When kids are behaving badly, we tend to give them a timeout. This is usually because they become so wrapped up or fixated on one thing that their emotion or upset feeling takes over every interaction they have. This emotion that takes over is often anger, greed, frustration, or distress. While they sit in timeout, they remove themselves from the rest of the world and have a chance to reflect, rest, and realize that the emotion they were painting on to every interaction they had might be kind of silly. And how do they emerge after some minutes? They are usually calmer, more focused, and ready to start their next activity with a fresh outlook. This is essentially meditation.

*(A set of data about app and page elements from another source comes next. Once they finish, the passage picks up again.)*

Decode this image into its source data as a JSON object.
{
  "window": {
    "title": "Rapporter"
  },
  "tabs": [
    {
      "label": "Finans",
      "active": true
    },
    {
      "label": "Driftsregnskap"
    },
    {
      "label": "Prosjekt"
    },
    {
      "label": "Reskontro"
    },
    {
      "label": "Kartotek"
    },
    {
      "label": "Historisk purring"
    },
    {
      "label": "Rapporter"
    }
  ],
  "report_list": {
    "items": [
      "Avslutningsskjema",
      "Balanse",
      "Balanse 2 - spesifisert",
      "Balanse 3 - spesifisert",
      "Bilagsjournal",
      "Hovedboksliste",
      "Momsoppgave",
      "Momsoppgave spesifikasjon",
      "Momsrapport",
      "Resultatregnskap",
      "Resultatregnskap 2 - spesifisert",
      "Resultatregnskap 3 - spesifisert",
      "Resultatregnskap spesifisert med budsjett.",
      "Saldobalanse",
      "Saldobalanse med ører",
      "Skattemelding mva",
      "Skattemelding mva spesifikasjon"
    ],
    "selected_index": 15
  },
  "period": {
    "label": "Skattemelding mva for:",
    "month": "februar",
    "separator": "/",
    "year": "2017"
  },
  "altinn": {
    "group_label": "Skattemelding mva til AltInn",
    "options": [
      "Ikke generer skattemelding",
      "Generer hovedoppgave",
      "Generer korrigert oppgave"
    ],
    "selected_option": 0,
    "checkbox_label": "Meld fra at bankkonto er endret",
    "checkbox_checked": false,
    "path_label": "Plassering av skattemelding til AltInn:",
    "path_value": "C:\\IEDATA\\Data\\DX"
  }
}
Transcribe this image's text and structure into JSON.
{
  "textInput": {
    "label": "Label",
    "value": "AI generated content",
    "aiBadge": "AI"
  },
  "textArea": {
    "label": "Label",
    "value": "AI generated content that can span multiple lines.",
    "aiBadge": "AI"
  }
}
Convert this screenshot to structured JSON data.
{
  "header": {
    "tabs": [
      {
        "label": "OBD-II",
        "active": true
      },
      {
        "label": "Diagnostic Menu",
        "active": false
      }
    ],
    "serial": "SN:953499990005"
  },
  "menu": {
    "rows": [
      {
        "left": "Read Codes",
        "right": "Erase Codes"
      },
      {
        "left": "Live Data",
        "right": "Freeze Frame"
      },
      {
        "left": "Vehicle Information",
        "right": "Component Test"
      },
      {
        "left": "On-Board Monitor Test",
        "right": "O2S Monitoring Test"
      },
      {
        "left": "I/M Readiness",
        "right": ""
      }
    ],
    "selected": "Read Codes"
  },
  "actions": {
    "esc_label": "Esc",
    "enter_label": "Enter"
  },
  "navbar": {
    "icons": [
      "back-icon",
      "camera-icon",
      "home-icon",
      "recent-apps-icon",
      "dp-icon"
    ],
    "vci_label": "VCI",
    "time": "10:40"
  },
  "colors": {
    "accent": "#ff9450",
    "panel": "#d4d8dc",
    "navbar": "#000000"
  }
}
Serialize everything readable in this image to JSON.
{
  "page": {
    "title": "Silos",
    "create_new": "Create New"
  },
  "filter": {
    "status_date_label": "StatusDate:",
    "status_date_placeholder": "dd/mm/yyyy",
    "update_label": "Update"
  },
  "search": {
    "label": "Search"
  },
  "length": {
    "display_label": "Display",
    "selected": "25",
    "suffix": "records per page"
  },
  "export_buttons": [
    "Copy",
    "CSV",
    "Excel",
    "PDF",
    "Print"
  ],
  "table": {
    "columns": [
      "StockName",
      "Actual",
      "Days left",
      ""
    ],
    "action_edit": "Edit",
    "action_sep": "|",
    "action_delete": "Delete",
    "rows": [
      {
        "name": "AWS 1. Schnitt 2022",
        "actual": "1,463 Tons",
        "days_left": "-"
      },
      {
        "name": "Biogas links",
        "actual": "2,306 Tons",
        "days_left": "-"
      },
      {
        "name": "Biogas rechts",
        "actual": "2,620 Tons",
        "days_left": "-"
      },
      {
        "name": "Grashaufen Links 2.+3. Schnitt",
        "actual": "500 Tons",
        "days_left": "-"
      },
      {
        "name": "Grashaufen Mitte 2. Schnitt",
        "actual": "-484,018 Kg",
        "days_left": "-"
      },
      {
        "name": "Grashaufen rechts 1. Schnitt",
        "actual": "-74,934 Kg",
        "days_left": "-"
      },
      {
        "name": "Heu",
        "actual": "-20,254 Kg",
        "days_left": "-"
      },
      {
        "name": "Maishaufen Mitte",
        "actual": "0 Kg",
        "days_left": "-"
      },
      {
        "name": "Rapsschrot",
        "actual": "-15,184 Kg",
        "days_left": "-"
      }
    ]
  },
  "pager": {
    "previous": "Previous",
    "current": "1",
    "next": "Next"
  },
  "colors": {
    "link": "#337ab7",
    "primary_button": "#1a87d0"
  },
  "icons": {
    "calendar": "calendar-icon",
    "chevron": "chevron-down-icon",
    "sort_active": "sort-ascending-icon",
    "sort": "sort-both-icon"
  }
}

For the longest time, I didn’t really “get” what meditation was. After years of doing yoga, the idea of what it meant began to grow organically through my practice. It’s essentially a self-imposed timeout. It’s a chance to withdraw from the world and get a sense for what is going on within us by observing ourselves. It’s an opportunity to see what emotion or thought is arresting our attention. Most people will avoid observing themselves by any means necessary. This is often done under a veil of busyness which seems to be a badge of honor in our society. But by actively not thinking about anything or distracting ourselves with the external, we somehow find solutions to our problems. It’s almost like a way to push a vehicle off the rutted path that is only getting more treacherously deep with each passing. In this case, the ruts are our thinking patterns.
You know how sometimes you feel like you totally know something, a simple fact, but the harder you think about it, the more quickly it wriggles away? Then, when you stop thinking about it, you randomly yell out the answer? That is sort of like meditation. By forgetting what you are trying to solve, answers suddenly crystallize.